The Pros and Cons of Rolling Your Own Kernel

Some purists of the geek variety may have told you that their servers run faster than yours because they took the time to compile their own kernels from source.  They may even run a Linux distribution that encourages custom kernels.  In all likelihood, you have a dedicated server that runs an OS that uses a precompiled binary of the kernel, but even those offer you the capability of rolling your own.

There are pros and cons to building your own Linux kernel.  Here are a few:


1. When programs are compiled for a specific architecture, they generally run faster and are more stable.  Generic binaries have to work on a wide variety of processors, making it less specific to your machine.

2. You can exclude components and modules you do not need.  This reduces the size of the kernel, making it boot faster and run more optimized.

3. With your own custom kernel, you can add whatever features or optimizations you want, even modifying the source code.


1. By compiling your own, you become the kernel maintainer.  That means all updates, security patches, and any future versions will depend on you.

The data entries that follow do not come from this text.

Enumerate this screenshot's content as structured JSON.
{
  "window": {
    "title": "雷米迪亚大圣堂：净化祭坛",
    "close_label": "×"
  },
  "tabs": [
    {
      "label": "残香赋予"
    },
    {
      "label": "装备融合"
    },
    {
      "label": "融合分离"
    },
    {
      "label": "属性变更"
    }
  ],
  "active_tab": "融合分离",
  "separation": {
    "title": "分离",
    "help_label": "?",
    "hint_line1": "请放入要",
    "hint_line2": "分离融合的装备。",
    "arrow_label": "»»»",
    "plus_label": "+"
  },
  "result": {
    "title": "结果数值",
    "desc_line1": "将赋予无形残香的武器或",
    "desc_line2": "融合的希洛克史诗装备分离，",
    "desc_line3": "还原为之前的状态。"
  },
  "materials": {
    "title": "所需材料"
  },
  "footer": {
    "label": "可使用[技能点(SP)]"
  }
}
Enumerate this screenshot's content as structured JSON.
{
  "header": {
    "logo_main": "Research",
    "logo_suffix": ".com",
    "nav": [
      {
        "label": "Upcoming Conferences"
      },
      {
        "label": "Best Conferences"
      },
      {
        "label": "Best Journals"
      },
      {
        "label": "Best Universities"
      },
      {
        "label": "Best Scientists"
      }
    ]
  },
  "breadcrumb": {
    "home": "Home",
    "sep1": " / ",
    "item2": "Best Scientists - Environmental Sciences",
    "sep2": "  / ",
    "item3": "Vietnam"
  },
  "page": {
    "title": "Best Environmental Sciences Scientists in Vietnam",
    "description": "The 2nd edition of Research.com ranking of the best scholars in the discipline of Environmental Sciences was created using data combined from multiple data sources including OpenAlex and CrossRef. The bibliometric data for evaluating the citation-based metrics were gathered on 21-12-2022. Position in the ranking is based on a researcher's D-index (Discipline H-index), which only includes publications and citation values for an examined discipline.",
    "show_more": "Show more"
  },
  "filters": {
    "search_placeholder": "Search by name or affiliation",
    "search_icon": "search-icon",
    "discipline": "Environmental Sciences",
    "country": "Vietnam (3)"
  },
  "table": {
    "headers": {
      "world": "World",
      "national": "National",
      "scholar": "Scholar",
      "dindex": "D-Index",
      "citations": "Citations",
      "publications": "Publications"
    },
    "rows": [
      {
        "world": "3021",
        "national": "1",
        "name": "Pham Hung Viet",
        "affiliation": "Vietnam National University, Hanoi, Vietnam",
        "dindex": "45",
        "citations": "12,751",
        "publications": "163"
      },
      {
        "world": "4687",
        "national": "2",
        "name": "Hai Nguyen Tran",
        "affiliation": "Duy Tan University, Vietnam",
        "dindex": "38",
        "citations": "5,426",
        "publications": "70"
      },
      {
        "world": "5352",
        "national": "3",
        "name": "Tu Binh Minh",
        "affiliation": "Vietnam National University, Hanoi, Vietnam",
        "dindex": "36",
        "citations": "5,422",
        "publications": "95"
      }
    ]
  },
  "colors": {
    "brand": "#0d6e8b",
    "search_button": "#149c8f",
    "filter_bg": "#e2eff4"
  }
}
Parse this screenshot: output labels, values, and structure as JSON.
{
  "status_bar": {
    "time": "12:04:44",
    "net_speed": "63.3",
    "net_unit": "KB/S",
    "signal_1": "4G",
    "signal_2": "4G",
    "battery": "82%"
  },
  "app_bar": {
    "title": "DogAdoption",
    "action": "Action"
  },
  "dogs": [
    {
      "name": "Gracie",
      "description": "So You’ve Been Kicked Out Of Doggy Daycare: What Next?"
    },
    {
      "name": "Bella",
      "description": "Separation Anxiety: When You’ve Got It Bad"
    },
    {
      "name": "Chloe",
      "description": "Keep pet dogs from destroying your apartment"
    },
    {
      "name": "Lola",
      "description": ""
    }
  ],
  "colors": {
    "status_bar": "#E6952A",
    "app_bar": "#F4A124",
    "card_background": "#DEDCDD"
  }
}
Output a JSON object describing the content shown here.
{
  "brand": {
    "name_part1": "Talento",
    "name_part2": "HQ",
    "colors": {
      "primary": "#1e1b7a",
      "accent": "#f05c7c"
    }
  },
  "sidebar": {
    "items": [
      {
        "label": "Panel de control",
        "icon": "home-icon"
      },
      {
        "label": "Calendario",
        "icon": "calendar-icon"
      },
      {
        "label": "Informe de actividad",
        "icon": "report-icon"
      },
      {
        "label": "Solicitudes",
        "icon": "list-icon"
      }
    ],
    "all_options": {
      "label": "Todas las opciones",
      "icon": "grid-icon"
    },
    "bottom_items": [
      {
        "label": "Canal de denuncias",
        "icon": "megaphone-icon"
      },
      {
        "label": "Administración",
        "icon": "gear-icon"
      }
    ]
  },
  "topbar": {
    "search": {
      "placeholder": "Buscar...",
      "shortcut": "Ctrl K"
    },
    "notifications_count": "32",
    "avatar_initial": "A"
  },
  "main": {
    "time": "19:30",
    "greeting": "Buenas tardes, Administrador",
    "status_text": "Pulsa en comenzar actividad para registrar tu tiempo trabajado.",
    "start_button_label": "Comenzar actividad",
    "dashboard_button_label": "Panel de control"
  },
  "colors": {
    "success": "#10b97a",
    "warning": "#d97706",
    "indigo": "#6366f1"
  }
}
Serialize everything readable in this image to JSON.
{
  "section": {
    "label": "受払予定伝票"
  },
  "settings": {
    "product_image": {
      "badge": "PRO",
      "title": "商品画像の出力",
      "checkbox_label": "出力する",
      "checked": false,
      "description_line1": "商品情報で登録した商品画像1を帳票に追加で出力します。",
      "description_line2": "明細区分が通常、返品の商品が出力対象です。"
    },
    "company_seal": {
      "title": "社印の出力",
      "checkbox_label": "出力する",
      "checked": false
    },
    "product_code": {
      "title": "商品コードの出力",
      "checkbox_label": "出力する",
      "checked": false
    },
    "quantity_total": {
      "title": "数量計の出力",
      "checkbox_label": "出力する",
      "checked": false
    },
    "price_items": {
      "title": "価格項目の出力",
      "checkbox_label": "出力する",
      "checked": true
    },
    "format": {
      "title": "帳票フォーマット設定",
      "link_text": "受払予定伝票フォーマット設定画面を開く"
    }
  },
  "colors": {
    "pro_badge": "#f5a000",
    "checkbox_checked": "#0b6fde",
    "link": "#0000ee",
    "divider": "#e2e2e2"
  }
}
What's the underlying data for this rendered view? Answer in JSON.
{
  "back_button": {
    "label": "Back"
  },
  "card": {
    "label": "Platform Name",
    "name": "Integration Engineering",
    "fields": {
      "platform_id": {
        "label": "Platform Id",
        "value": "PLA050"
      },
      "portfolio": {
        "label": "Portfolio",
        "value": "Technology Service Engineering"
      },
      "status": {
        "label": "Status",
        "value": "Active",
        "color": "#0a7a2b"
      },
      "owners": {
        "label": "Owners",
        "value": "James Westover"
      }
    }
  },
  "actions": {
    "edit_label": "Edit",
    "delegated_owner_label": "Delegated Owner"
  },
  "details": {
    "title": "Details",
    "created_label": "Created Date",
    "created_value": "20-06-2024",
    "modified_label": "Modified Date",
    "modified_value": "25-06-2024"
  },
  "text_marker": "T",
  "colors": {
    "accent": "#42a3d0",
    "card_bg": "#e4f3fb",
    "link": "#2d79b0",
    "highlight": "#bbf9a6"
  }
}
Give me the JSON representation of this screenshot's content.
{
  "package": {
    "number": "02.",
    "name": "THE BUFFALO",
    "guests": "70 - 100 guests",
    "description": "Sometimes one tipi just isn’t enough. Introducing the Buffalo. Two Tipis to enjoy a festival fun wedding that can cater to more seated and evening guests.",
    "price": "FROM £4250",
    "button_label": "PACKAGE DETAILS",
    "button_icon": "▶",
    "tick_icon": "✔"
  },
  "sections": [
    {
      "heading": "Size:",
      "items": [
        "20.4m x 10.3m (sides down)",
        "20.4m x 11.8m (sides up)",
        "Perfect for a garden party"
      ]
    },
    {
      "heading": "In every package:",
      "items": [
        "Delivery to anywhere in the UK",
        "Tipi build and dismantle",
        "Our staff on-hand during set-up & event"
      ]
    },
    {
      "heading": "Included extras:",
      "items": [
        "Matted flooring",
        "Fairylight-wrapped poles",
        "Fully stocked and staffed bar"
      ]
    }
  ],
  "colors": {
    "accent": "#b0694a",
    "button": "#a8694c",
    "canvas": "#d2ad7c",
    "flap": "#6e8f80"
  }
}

2. The proponents of compiling your own kernel assume you know how to do it correctly.  If you do not, things could go terribly wrong, and your server could even stop working completely.

3. Perhaps most importantly, it takes a long time to compile a kernel, uses up a lot of CPU power during the process, and requires a great deal of technological understanding.

Which should you choose?  That is completely up to you.  Some people make a living compiling their own kernels and are perfectly content.  Others will use the default distribution kernels until they die, and they are also content.  Choose the one that is best for you, your server, and your business.